> _WORK INSTRUCTION_
Would you count the lines below that contain the string "icon" and reply with that number only?

> _Interface dataset entries_
· · ·
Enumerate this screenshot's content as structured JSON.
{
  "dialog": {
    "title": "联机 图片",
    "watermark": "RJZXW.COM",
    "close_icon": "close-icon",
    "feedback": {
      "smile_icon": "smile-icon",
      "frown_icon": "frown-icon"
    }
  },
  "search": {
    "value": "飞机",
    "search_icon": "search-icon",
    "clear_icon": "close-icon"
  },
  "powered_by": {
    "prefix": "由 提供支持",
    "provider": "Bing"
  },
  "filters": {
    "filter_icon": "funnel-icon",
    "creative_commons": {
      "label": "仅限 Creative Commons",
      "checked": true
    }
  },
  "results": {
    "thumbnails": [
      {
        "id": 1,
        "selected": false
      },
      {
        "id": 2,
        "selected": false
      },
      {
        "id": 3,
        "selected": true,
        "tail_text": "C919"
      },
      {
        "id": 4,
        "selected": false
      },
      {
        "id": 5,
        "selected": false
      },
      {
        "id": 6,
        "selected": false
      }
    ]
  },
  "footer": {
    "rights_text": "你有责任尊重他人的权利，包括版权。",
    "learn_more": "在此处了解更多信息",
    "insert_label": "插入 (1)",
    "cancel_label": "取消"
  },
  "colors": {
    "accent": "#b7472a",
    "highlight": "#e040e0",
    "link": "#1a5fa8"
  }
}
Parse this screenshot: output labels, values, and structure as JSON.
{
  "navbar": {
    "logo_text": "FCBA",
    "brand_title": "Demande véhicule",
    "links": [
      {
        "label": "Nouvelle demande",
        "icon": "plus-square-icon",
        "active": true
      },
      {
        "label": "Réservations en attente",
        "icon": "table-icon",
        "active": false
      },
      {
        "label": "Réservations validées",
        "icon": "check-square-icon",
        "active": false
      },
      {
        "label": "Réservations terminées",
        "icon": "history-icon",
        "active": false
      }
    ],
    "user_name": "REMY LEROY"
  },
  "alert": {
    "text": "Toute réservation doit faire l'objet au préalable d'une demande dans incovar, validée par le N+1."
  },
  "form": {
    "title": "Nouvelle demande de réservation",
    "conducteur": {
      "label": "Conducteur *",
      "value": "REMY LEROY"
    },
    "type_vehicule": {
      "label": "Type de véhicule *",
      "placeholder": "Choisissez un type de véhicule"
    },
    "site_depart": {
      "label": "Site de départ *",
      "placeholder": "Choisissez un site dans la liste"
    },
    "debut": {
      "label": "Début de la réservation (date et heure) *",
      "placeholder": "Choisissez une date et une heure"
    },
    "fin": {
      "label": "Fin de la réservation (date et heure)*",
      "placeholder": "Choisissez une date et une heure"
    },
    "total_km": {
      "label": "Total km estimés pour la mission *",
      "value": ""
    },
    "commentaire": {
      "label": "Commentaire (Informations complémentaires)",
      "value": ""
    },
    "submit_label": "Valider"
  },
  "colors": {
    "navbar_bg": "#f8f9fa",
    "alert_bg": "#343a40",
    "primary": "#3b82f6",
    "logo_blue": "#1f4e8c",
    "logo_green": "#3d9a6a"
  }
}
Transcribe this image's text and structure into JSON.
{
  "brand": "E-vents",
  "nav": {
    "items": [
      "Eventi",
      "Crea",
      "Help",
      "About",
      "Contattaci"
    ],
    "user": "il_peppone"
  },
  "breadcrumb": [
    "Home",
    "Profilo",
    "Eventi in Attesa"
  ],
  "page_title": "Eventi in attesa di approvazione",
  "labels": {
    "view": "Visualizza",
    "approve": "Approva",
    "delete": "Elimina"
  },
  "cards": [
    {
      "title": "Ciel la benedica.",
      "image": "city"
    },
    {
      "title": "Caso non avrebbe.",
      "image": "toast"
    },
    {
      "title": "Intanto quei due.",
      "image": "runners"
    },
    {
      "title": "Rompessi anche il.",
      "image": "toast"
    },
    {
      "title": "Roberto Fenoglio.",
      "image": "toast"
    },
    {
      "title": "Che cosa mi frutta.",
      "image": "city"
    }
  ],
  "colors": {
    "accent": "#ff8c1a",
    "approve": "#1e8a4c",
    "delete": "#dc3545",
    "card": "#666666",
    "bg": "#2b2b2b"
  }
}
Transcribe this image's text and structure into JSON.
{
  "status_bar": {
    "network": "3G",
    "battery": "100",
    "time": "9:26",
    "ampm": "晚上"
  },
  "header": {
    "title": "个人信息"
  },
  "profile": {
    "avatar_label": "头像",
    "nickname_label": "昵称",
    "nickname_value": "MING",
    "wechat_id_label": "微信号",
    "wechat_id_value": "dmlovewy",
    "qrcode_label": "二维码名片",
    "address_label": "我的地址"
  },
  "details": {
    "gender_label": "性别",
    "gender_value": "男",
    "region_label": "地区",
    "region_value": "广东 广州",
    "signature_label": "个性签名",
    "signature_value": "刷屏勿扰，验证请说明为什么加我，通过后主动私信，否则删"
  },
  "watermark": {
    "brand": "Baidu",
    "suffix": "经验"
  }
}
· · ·
> _SOLUTION FOR THIS EXERCISE_
10